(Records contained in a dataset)
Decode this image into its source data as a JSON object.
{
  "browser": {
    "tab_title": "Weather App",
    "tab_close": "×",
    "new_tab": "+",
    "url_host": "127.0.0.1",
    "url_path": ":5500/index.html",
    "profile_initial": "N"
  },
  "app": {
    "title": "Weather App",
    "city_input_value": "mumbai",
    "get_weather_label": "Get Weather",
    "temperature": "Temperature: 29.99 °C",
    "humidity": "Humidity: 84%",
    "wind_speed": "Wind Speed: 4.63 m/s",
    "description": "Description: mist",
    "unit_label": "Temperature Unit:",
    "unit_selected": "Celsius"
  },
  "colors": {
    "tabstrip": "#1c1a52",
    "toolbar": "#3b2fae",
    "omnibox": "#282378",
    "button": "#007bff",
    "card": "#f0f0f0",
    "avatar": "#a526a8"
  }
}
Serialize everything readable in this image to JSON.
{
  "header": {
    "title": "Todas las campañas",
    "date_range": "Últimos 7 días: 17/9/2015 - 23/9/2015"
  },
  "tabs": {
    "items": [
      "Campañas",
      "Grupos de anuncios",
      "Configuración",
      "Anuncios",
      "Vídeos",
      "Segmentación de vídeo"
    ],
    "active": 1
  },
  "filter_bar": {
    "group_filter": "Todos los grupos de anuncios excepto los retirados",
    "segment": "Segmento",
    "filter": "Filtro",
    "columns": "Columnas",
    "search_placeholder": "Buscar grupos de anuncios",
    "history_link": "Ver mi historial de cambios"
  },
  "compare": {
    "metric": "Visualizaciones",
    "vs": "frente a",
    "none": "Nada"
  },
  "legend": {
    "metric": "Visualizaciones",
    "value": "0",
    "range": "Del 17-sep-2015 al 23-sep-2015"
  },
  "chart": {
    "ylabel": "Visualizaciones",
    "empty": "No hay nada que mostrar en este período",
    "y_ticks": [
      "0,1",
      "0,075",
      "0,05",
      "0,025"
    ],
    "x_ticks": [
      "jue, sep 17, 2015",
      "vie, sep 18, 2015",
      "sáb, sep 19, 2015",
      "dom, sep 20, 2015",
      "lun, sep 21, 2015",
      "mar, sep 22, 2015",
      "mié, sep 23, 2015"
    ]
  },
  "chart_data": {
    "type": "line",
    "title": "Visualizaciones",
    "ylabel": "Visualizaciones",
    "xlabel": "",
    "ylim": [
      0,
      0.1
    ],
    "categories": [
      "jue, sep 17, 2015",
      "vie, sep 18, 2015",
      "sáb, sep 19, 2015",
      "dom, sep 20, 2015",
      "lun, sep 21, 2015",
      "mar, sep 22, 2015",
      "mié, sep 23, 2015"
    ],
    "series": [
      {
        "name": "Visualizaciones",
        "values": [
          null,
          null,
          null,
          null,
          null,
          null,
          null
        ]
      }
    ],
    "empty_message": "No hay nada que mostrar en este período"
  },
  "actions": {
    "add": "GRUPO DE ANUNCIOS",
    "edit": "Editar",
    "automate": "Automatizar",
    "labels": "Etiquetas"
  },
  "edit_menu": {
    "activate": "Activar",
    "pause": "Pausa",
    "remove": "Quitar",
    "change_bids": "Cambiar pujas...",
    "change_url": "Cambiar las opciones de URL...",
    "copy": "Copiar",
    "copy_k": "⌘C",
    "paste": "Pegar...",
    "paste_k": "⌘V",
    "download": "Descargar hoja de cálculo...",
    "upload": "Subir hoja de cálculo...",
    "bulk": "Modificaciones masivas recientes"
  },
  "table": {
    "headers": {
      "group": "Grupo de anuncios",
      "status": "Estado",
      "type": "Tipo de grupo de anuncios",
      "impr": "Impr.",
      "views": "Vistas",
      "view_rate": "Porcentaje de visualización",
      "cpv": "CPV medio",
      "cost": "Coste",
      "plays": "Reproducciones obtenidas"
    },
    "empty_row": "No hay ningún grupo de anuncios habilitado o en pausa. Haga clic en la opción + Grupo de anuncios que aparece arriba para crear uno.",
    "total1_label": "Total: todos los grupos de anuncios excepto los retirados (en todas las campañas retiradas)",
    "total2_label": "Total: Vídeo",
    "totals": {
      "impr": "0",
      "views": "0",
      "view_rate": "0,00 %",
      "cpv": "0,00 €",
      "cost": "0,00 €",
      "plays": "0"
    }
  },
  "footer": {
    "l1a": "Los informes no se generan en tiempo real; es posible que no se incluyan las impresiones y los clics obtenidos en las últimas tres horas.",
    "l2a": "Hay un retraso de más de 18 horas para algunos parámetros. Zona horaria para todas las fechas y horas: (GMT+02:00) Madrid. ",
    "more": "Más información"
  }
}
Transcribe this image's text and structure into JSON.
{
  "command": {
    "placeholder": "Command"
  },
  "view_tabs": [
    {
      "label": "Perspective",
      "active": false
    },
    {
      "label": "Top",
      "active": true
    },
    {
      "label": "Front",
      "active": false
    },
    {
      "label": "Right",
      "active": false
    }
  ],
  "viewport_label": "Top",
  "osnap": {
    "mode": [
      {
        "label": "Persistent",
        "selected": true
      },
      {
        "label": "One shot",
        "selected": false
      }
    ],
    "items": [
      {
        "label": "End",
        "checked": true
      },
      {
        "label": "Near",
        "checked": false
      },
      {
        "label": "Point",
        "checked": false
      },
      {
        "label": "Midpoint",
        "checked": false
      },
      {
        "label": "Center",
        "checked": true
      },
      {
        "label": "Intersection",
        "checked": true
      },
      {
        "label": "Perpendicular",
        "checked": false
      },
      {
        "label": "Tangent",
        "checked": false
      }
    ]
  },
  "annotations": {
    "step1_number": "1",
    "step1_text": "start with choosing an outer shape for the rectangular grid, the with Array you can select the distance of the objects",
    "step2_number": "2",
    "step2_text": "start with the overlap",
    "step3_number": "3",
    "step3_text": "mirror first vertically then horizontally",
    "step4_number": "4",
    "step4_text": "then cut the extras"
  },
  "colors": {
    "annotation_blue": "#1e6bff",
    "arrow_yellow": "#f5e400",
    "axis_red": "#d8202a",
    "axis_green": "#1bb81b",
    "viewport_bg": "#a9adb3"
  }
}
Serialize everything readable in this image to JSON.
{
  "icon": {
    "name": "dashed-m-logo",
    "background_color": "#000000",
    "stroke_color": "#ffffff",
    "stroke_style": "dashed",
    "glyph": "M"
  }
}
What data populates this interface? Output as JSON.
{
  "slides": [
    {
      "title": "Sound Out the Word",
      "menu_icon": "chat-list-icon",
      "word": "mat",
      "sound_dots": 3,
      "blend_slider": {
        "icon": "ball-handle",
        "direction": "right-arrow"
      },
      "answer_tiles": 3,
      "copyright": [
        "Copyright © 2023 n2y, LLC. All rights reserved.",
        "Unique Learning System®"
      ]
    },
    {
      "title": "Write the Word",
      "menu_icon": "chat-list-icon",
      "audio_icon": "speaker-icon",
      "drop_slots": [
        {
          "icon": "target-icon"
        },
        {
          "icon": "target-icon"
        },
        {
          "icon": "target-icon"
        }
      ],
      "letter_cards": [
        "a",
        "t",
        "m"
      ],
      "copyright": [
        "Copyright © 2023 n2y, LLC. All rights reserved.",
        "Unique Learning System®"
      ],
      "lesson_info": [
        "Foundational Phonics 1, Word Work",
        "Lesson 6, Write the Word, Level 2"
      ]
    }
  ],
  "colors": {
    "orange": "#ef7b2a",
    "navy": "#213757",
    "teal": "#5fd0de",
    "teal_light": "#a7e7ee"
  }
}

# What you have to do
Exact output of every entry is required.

# Result for this task
Decode this image into its source data as a JSON object.
{
  "browser": {
    "tab_title": "Weather App",
    "tab_close": "×",
    "new_tab": "+",
    "url_host": "127.0.0.1",
    "url_path": ":5500/index.html",
    "profile_initial": "N"
  },
  "app": {
    "title": "Weather App",
    "city_input_value": "mumbai",
    "get_weather_label": "Get Weather",
    "temperature": "Temperature: 29.99 °C",
    "humidity": "Humidity: 84%",
    "wind_speed": "Wind Speed: 4.63 m/s",
    "description": "Description: mist",
    "unit_label": "Temperature Unit:",
    "unit_selected": "Celsius"
  },
  "colors": {
    "tabstrip": "#1c1a52",
    "toolbar": "#3b2fae",
    "omnibox": "#282378",
    "button": "#007bff",
    "card": "#f0f0f0",
    "avatar": "#a526a8"
  }
}
Serialize everything readable in this image to JSON.
{
  "header": {
    "title": "Todas las campañas",
    "date_range": "Últimos 7 días: 17/9/2015 - 23/9/2015"
  },
  "tabs": {
    "items": [
      "Campañas",
      "Grupos de anuncios",
      "Configuración",
      "Anuncios",
      "Vídeos",
      "Segmentación de vídeo"
    ],
    "active": 1
  },
  "filter_bar": {
    "group_filter": "Todos los grupos de anuncios excepto los retirados",
    "segment": "Segmento",
    "filter": "Filtro",
    "columns": "Columnas",
    "search_placeholder": "Buscar grupos de anuncios",
    "history_link": "Ver mi historial de cambios"
  },
  "compare": {
    "metric": "Visualizaciones",
    "vs": "frente a",
    "none": "Nada"
  },
  "legend": {
    "metric": "Visualizaciones",
    "value": "0",
    "range": "Del 17-sep-2015 al 23-sep-2015"
  },
  "chart": {
    "ylabel": "Visualizaciones",
    "empty": "No hay nada que mostrar en este período",
    "y_ticks": [
      "0,1",
      "0,075",
      "0,05",
      "0,025"
    ],
    "x_ticks": [
      "jue, sep 17, 2015",
      "vie, sep 18, 2015",
      "sáb, sep 19, 2015",
      "dom, sep 20, 2015",
      "lun, sep 21, 2015",
      "mar, sep 22, 2015",
      "mié, sep 23, 2015"
    ]
  },
  "chart_data": {
    "type": "line",
    "title": "Visualizaciones",
    "ylabel": "Visualizaciones",
    "xlabel": "",
    "ylim": [
      0,
      0.1
    ],
    "categories": [
      "jue, sep 17, 2015",
      "vie, sep 18, 2015",
      "sáb, sep 19, 2015",
      "dom, sep 20, 2015",
      "lun, sep 21, 2015",
      "mar, sep 22, 2015",
      "mié, sep 23, 2015"
    ],
    "series": [
      {
        "name": "Visualizaciones",
        "values": [
          null,
          null,
          null,
          null,
          null,
          null,
          null
        ]
      }
    ],
    "empty_message": "No hay nada que mostrar en este período"
  },
  "actions": {
    "add": "GRUPO DE ANUNCIOS",
    "edit": "Editar",
    "automate": "Automatizar",
    "labels": "Etiquetas"
  },
  "edit_menu": {
    "activate": "Activar",
    "pause": "Pausa",
    "remove": "Quitar",
    "change_bids": "Cambiar pujas...",
    "change_url": "Cambiar las opciones de URL...",
    "copy": "Copiar",
    "copy_k": "⌘C",
    "paste": "Pegar...",
    "paste_k": "⌘V",
    "download": "Descargar hoja de cálculo...",
    "upload": "Subir hoja de cálculo...",
    "bulk": "Modificaciones masivas recientes"
  },
  "table": {
    "headers": {
      "group": "Grupo de anuncios",
      "status": "Estado",
      "type": "Tipo de grupo de anuncios",
      "impr": "Impr.",
      "views": "Vistas",
      "view_rate": "Porcentaje de visualización",
      "cpv": "CPV medio",
      "cost": "Coste",
      "plays": "Reproducciones obtenidas"
    },
    "empty_row": "No hay ningún grupo de anuncios habilitado o en pausa. Haga clic en la opción + Grupo de anuncios que aparece arriba para crear uno.",
    "total1_label": "Total: todos los grupos de anuncios excepto los retirados (en todas las campañas retiradas)",
    "total2_label": "Total: Vídeo",
    "totals": {
      "impr": "0",
      "views": "0",
      "view_rate": "0,00 %",
      "cpv": "0,00 €",
      "cost": "0,00 €",
      "plays": "0"
    }
  },
  "footer": {
    "l1a": "Los informes no se generan en tiempo real; es posible que no se incluyan las impresiones y los clics obtenidos en las últimas tres horas.",
    "l2a": "Hay un retraso de más de 18 horas para algunos parámetros. Zona horaria para todas las fechas y horas: (GMT+02:00) Madrid. ",
    "more": "Más información"
  }
}
Transcribe this image's text and structure into JSON.
{
  "command": {
    "placeholder": "Command"
  },
  "view_tabs": [
    {
      "label": "Perspective",
      "active": false
    },
    {
      "label": "Top",
      "active": true
    },
    {
      "label": "Front",
      "active": false
    },
    {
      "label": "Right",
      "active": false
    }
  ],
  "viewport_label": "Top",
  "osnap": {
    "mode": [
      {
        "label": "Persistent",
        "selected": true
      },
      {
        "label": "One shot",
        "selected": false
      }
    ],
    "items": [
      {
        "label": "End",
        "checked": true
      },
      {
        "label": "Near",
        "checked": false
      },
      {
        "label": "Point",
        "checked": false
      },
      {
        "label": "Midpoint",
        "checked": false
      },
      {
        "label": "Center",
        "checked": true
      },
      {
        "label": "Intersection",
        "checked": true
      },
      {
        "label": "Perpendicular",
        "checked": false
      },
      {
        "label": "Tangent",
        "checked": false
      }
    ]
  },
  "annotations": {
    "step1_number": "1",
    "step1_text": "start with choosing an outer shape for the rectangular grid, the with Array you can select the distance of the objects",
    "step2_number": "2",
    "step2_text": "start with the overlap",
    "step3_number": "3",
    "step3_text": "mirror first vertically then horizontally",
    "step4_number": "4",
    "step4_text": "then cut the extras"
  },
  "colors": {
    "annotation_blue": "#1e6bff",
    "arrow_yellow": "#f5e400",
    "axis_red": "#d8202a",
    "axis_green": "#1bb81b",
    "viewport_bg": "#a9adb3"
  }
}
Serialize everything readable in this image to JSON.
{
  "icon": {
    "name": "dashed-m-logo",
    "background_color": "#000000",
    "stroke_color": "#ffffff",
    "stroke_style": "dashed",
    "glyph": "M"
  }
}
What data populates this interface? Output as JSON.
{
  "slides": [
    {
      "title": "Sound Out the Word",
      "menu_icon": "chat-list-icon",
      "word": "mat",
      "sound_dots": 3,
      "blend_slider": {
        "icon": "ball-handle",
        "direction": "right-arrow"
      },
      "answer_tiles": 3,
      "copyright": [
        "Copyright © 2023 n2y, LLC. All rights reserved.",
        "Unique Learning System®"
      ]
    },
    {
      "title": "Write the Word",
      "menu_icon": "chat-list-icon",
      "audio_icon": "speaker-icon",
      "drop_slots": [
        {
          "icon": "target-icon"
        },
        {
          "icon": "target-icon"
        },
        {
          "icon": "target-icon"
        }
      ],
      "letter_cards": [
        "a",
        "t",
        "m"
      ],
      "copyright": [
        "Copyright © 2023 n2y, LLC. All rights reserved.",
        "Unique Learning System®"
      ],
      "lesson_info": [
        "Foundational Phonics 1, Word Work",
        "Lesson 6, Write the Word, Level 2"
      ]
    }
  ],
  "colors": {
    "orange": "#ef7b2a",
    "navy": "#213757",
    "teal": "#5fd0de",
    "teal_light": "#a7e7ee"
  }
}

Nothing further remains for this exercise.